“Knowing the strengths and weaknesses of each personality type will help us put in place strategies to engage the strengths and support the weaknesses, “ says Pennie McCoy, CSIRO Total Wellbeing Dietician. “No foods are off-limits for anyone. But by understanding yourself better you can help you adapt your habits around food. There are no right or wrong types of personality. You will have more success working with who you are, instead of trying to change yourself. Understanding your own personal triggers will be more successful in the long term.”
To find out your diet type you can take a free online quiz at totalwellbeing diet.com. It takes about five minutes.
CSIRO experts say that many people are Thinkers – who tend to overeat when they are stressed. “Thinkers tend to focus on negatives – what they have not achieved, instead of what they have achieved,” explains Dr Brindal. “If you have this personality it can be helpful to remind yourself of the good things you have achieved to balance your perspective.”
Learning to tune into your appetite – instead of counting calories – also helps to make it easier to lose weight. “Understanding your diet personality is the first step. It helps you put into place strategies to help you achieve your health goals, such as menu plans, shopping lists, and tracking your exercise progress,” says Pennie McCoy.
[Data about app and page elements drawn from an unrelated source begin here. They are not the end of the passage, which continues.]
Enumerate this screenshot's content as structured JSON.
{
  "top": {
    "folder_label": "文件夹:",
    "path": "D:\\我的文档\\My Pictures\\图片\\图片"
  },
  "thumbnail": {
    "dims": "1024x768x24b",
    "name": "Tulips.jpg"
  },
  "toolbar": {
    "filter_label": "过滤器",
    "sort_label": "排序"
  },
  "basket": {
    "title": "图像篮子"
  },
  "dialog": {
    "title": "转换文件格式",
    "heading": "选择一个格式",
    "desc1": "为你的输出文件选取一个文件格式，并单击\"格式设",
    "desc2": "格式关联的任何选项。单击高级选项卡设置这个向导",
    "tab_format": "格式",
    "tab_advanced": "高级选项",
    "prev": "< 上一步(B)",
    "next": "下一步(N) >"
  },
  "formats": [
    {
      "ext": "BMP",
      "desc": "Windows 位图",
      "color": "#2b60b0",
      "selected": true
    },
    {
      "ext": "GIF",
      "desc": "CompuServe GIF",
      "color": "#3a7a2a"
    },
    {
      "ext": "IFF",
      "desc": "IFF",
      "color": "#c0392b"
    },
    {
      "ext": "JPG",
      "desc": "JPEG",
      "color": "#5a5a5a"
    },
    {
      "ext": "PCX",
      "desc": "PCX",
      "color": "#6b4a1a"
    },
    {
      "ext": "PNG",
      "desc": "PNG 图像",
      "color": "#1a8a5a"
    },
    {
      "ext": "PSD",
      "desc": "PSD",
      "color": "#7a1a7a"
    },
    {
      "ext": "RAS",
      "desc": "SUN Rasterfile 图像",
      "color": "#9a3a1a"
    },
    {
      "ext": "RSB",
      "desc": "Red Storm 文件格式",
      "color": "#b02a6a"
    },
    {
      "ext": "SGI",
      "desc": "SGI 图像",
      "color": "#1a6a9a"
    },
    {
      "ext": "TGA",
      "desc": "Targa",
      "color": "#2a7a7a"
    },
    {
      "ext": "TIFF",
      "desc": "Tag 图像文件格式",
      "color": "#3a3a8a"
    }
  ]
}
Here’s how to identify your food personality, and what triggers you to overeat:
- food cravings
- food trigger